Each chapter contains several thousand stories, called Genes.
Each story is made up of paragraphs, called Exons, which are interrupted by advertisements called Introns.
Each paragraph is made up of words, called Codons.
Each word is written in letters called Bases."
Very nicely done, brings it to an understandable level for the literate layperson, and establishes a very solid foundation from which he is able to unfold the rest of this story.
He handles the basic science very well, and mostly shys away from the "Believe It or Not!" school of science reporting, though the occasional oddity does pop up. One thing I found fascinating is the existence of "chimeras." Which is one creature ( a human, a mouse, anything) that has two different genomes in it: "Think of them as the opposite of identical twins: two different genomes in one body, instead of two different bodies with the same genome." This means that you could be the single body of two different people that had accidentally fused in the womb. Really weird thought experiment, no?
He places humans and our development in the context of our nearest genetic cousins - the chimpanzees and the gorillas and so forth. And elucidates a number of compare and contrast thoughts: "What it means is that the mating system of the species was changing. The promiscuity of the chimp, with its short sexual liaisons, and the harem polygamy of the gorilla, were being replaced with something much more monogamous: a declining ratio of sexual dimorphism is unambiguous evidence for that."
Ridley's wordcraft is superior. Enjoy all the learning, implications, and human foibles he packs into this one sentence on language acquisition:
"Thus, although no other primate can learn grammatical language at all - and we are indebted to many diligent, sometimes gullible and certainly wishful trainers of chimpanzees and gorillas for thoroughly exhausting all possibilities to the contrary - language is intimately connected with sound production and processing."
It is really just masterful. Even more enjoyable if you read it in an English accent on account of Ridley's living there according to the dust jacket.
In sum, if you are looking for an introduction to genetics, DNA, and our genome, and are the omnivore type of reader with a decent head on your shoulders, this book is for you. I enjoyed it tremendously and it's given me a very good grounding for my further reading into evolutionary psychology.
Enjoy strongly!
Help other customers find the most helpful reviews 
Was this review helpful to you? Yes No

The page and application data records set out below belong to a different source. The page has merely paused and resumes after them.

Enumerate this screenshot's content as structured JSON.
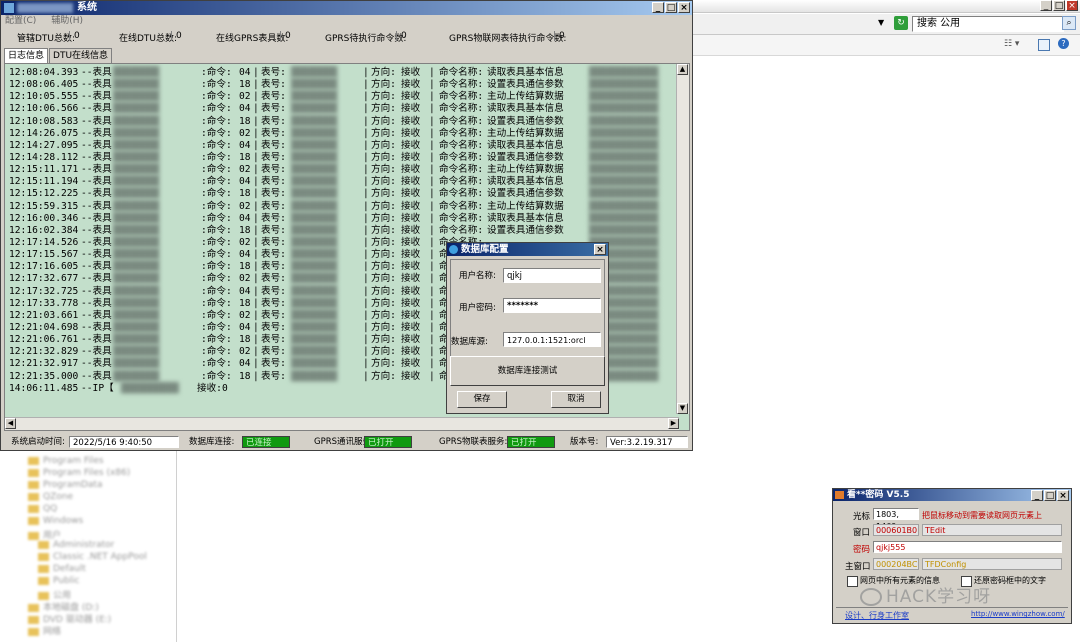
{
  "explorer": {
    "search_text": "搜索 公用",
    "tree_items": [
      "Program Files",
      "Program Files (x86)",
      "ProgramData",
      "QZone",
      "QQ",
      "Windows",
      "用户",
      "Administrator",
      "Classic .NET AppPool",
      "Default",
      "Public",
      "公用",
      "本地磁盘 (D:)",
      "DVD 驱动器 (E:)",
      "网络"
    ]
  },
  "main_window": {
    "title": "系统",
    "menu": [
      "配置(C)",
      "辅助(H)"
    ],
    "stats": [
      {
        "label": "管辖DTU总数:",
        "value": "0"
      },
      {
        "label": "在线DTU总数:",
        "value": "0"
      },
      {
        "label": "在线GPRS表具数:",
        "value": "0"
      },
      {
        "label": "GPRS待执行命令数:",
        "value": "0"
      },
      {
        "label": "GPRS物联网表待执行命令数:",
        "value": "0"
      }
    ],
    "tabs": [
      "日志信息",
      "DTU在线信息"
    ],
    "log_lines": [
      {
        "time": "12:08:04.393",
        "cmd": "04",
        "dir": "接收",
        "name": "读取表具基本信息"
      },
      {
        "time": "12:08:06.405",
        "cmd": "18",
        "dir": "接收",
        "name": "设置表具通信参数"
      },
      {
        "time": "12:10:05.555",
        "cmd": "02",
        "dir": "接收",
        "name": "主动上传结算数据"
      },
      {
        "time": "12:10:06.566",
        "cmd": "04",
        "dir": "接收",
        "name": "读取表具基本信息"
      },
      {
        "time": "12:10:08.583",
        "cmd": "18",
        "dir": "接收",
        "name": "设置表具通信参数"
      },
      {
        "time": "12:14:26.075",
        "cmd": "02",
        "dir": "接收",
        "name": "主动上传结算数据"
      },
      {
        "time": "12:14:27.095",
        "cmd": "04",
        "dir": "接收",
        "name": "读取表具基本信息"
      },
      {
        "time": "12:14:28.112",
        "cmd": "18",
        "dir": "接收",
        "name": "设置表具通信参数"
      },
      {
        "time": "12:15:11.171",
        "cmd": "02",
        "dir": "接收",
        "name": "主动上传结算数据"
      },
      {
        "time": "12:15:11.194",
        "cmd": "04",
        "dir": "接收",
        "name": "读取表具基本信息"
      },
      {
        "time": "12:15:12.225",
        "cmd": "18",
        "dir": "接收",
        "name": "设置表具通信参数"
      },
      {
        "time": "12:15:59.315",
        "cmd": "02",
        "dir": "接收",
        "name": "主动上传结算数据"
      },
      {
        "time": "12:16:00.346",
        "cmd": "04",
        "dir": "接收",
        "name": "读取表具基本信息"
      },
      {
        "time": "12:16:02.384",
        "cmd": "18",
        "dir": "接收",
        "name": "设置表具通信参数"
      },
      {
        "time": "12:17:14.526",
        "cmd": "02",
        "dir": "接收",
        "name": ""
      },
      {
        "time": "12:17:15.567",
        "cmd": "04",
        "dir": "接收",
        "name": ""
      },
      {
        "time": "12:17:16.605",
        "cmd": "18",
        "dir": "接收",
        "name": ""
      },
      {
        "time": "12:17:32.677",
        "cmd": "02",
        "dir": "接收",
        "name": ""
      },
      {
        "time": "12:17:32.725",
        "cmd": "04",
        "dir": "接收",
        "name": ""
      },
      {
        "time": "12:17:33.778",
        "cmd": "18",
        "dir": "接收",
        "name": ""
      },
      {
        "time": "12:21:03.661",
        "cmd": "02",
        "dir": "接收",
        "name": ""
      },
      {
        "time": "12:21:04.698",
        "cmd": "04",
        "dir": "接收",
        "name": ""
      },
      {
        "time": "12:21:06.761",
        "cmd": "18",
        "dir": "接收",
        "name": ""
      },
      {
        "time": "12:21:32.829",
        "cmd": "02",
        "dir": "接收",
        "name": ""
      },
      {
        "time": "12:21:32.917",
        "cmd": "04",
        "dir": "接收",
        "name": ""
      },
      {
        "time": "12:21:35.000",
        "cmd": "18",
        "dir": "接收",
        "name": ""
      }
    ],
    "log_labels": {
      "meter_prefix": "--表具",
      "cmd_label": ":命令:",
      "meter_no": "表号:",
      "dir_label": "方向:",
      "name_label": "命令名称:"
    },
    "last_line": {
      "time": "14:06:11.485",
      "text": "--IP【",
      "tail": "接收:0"
    },
    "status": {
      "start_label": "系统启动时间:",
      "start_value": "2022/5/16 9:40:50",
      "db_label": "数据库连接:",
      "db_value": "已连接",
      "gprs_label": "GPRS通讯服务:",
      "gprs_value": "已打开",
      "iot_label": "GPRS物联表服务:",
      "iot_value": "已打开",
      "ver_label": "版本号:",
      "ver_value": "Ver:3.2.19.317"
    },
    "colors": {
      "log_bg": "#c3dfcb",
      "status_green": "#109a10",
      "titlebar": "#0a246a"
    }
  },
  "db_dialog": {
    "title": "数据库配置",
    "user_label": "用户名称:",
    "user_value": "qjkj",
    "pwd_label": "用户密码:",
    "pwd_value": "*******",
    "db_label": "数据库源:",
    "db_value": "127.0.0.1:1521:orcl",
    "test_button": "数据库连接测试",
    "save_button": "保存",
    "cancel_button": "取消"
  },
  "tool_window": {
    "title": "看**密码 V5.5",
    "cursor_label": "光标",
    "cursor_value": "1803, 1469",
    "cursor_hint": "把鼠标移动到需要读取网页元素上",
    "window_label": "窗口",
    "window_handle": "000601B0",
    "window_class": "TEdit",
    "pwd_label": "密码",
    "pwd_value": "qjkj555",
    "main_label": "主窗口",
    "main_handle": "000204BC",
    "main_class": "TFDConfig",
    "check1": "网页中所有元素的信息",
    "check2": "还原密码框中的文字",
    "link_design": "设计、行身工作室",
    "link_url": "http://www.wingzhow.com/"
  },
  "watermark": "HACK学习呀"
}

Be the first person to comment on this review.

[Add comment]
Post a comment
To insert a product link use the format: [[ASIN:ASIN product-title]] (What's this?)
Amazon will display this name with all your submissions, including reviews and discussion posts. (Learn more)
Name:
Badge:
This badge will be assigned to you and will appear along with your name.
There was an error. Please try again.
Please see the full guidelines here.

Official Comment

As a representative of this product you can post one Official Comment on this review. It will appear immediately below the review wherever it is displayed.   Learn more
The following name and badge will be shown with this comment:
 (edit name)
After clicking the Post button you will be asked to create your public name, which will be shown with all your contributions.

Is this your product?

If you are the author, artist, manufacturer or an official representative of this product, you can post an Official Comment on this review. It will appear immediately below the review wherever it is displayed.  Learn more
Otherwise, you can still post a regular comment on this review.

Is this your product?

If you are the author, artist, manufacturer or an official representative of this product, you can post an Official Comment on this review. It will appear immediately below the review wherever it is displayed.   Learn more
 
System timed out

We were unable to verify whether you represent the product. Please try again later, or retry now. Otherwise you can post a regular comment.

Since you previously posted an Official Comment, this comment will appear in the comment section below. You also have the option to edit your Official Comment.   Learn more
The maximum number of Official Comments have been posted. This comment will appear in the comment section below.   Learn more
Prompts for sign-in
 


Review Details